All the pieces have been cut out and sanded and checked for square-ness. Their dimensions as they should be. Well, I have to confess that is a 'first' on any wood work I have done. Strips are measured, cut and glued ready to form the side and shelf supports. Some are added to the base, clamped in place for thirty minutes whilst the quick setting glue starts its initial cure.
Side runners for shelves are added and one of the sides is stuck and taped in place. At every stage there is a dry run first; measurements are rechecked; the CAD is hauled over and my 'initial thinking' is checked or amended. As my Tanzania mountaineering friends were fond of saying 'Pole Pole', 'slowly, slowly'.
Well it took a whole day but here is where we pause. The 'galley box' saga will continue sometime this week.
A welshman displaced to wonderful Plymouth in SW England; a novice sailor and boat builder with a passion for all things to do with the sea. Follow my journey as I learn to sail Arwen, grappling with charts, tide tables and passage planning so that I can become 'a dinghy cruiser'
And by the way, just occasionally, little snippets about our travels and adventures.

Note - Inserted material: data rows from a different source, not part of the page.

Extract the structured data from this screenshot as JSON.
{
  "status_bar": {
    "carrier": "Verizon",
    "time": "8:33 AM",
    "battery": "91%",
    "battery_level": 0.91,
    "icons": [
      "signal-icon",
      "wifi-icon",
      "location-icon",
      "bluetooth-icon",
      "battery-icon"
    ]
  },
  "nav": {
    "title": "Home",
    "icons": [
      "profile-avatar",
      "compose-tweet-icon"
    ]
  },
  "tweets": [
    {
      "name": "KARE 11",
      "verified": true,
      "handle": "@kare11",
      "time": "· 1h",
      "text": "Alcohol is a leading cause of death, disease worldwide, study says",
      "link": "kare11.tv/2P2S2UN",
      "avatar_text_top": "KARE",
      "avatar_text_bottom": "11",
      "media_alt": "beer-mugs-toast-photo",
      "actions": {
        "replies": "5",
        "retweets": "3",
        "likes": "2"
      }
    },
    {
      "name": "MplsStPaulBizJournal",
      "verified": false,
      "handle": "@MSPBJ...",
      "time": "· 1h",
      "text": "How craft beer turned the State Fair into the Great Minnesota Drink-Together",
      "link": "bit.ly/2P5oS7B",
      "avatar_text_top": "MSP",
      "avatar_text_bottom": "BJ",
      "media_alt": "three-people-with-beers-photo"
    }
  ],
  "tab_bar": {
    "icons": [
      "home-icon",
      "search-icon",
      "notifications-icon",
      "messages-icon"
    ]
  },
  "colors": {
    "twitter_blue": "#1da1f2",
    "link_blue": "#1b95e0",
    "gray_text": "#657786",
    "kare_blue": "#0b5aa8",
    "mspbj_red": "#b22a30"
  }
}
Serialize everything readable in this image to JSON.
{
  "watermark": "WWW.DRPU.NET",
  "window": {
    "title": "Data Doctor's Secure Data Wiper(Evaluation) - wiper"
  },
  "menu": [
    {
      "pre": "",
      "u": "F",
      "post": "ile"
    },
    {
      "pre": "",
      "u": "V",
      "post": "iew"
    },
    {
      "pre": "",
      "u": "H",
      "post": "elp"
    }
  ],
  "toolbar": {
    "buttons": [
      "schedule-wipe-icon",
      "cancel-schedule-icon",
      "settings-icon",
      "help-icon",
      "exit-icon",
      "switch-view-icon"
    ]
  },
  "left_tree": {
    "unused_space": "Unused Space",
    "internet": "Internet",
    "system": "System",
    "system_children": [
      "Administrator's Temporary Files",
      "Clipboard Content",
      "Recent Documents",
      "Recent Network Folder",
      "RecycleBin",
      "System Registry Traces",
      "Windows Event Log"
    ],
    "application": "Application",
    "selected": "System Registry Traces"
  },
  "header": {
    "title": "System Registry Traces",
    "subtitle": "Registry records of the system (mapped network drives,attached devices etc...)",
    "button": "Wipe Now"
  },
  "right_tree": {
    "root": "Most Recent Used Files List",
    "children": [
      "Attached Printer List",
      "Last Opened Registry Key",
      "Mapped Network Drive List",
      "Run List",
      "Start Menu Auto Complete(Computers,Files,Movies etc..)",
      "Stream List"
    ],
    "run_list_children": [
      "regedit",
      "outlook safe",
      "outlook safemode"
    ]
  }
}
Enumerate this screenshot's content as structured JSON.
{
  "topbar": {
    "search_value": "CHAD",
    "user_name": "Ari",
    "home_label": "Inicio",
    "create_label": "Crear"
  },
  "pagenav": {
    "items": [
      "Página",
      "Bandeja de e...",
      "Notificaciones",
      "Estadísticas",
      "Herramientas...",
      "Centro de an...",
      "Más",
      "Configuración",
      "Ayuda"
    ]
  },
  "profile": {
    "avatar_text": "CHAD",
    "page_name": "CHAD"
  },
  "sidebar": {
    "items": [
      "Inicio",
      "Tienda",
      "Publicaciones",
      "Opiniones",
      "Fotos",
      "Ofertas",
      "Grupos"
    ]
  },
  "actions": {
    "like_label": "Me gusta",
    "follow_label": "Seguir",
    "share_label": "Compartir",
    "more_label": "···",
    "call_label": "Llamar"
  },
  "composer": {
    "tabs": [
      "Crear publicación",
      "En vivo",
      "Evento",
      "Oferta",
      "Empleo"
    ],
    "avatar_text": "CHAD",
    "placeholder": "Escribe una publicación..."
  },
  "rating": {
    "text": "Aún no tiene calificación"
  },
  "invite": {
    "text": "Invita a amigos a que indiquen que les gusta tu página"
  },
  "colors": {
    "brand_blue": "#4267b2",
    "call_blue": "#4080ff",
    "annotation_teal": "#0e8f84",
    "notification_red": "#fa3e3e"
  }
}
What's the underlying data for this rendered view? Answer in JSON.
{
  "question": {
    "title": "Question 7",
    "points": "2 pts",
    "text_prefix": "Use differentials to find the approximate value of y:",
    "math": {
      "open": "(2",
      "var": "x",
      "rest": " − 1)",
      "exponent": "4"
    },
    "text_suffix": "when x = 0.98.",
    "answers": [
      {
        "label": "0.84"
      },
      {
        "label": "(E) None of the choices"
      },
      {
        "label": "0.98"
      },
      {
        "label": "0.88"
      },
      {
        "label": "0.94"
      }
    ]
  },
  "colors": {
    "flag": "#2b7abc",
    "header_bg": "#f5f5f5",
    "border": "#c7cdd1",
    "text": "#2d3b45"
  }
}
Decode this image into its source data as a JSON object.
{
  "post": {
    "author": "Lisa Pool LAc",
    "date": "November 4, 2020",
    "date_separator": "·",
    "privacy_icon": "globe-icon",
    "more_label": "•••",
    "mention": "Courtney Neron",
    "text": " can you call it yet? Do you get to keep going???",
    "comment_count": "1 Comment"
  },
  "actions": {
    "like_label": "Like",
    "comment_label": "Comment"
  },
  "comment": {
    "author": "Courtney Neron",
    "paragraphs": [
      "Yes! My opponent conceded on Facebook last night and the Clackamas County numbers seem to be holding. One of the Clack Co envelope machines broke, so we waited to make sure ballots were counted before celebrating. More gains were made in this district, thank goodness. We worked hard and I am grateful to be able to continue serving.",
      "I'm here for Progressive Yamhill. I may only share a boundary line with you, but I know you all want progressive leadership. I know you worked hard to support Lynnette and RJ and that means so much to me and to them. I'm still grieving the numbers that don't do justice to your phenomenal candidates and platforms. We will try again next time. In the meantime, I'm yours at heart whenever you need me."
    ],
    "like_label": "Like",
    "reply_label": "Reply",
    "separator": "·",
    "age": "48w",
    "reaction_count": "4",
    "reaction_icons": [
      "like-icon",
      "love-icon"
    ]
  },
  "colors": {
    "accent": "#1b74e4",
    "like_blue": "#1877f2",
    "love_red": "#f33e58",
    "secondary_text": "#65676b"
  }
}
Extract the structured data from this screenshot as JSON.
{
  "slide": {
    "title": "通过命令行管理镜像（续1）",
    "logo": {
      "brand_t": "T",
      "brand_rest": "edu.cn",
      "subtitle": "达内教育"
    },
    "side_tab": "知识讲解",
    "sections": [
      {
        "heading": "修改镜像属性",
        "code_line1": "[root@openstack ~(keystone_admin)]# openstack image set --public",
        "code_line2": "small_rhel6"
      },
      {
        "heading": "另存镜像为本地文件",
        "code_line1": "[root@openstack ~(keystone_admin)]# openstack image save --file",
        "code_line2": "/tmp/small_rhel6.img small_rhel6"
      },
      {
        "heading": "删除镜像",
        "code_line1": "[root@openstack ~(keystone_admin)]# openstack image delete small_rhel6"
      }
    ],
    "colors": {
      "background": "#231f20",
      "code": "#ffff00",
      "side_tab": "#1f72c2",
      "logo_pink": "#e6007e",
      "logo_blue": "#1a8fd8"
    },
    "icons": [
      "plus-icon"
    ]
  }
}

Subscribe on this blog and at www.youtube.com/c/plymouthwelshboy for videos about dinghy cruising. I look forward to hearing your comments, tips and thoughts.
So, worrying about other things I sought respite in turning square loom oars into octagonal oar looms only to later discover at the end tha...
John Welsford's 'Navigator' design
The 'Navigator' is a 14' 9" yawl with a beam of 5' 10". She weighs 309 lbs and has a sail area of 136 sq ft. Rigged with a standing lug sail, she has side, centre and front thwarts and space for four although she is an ideal single hander. There are a huge number of locker spaces. For more details about the design of navigators go to www.jwboatdesigns.co.nz/plans/navigator/index.htm
I have added two portable galley boxes, a collapsible sleeping platform, boom tarp tent and outboard bracket along with re-boarding straps. Details of all these adaptations can be found in various blog posts. Use the search blog facility.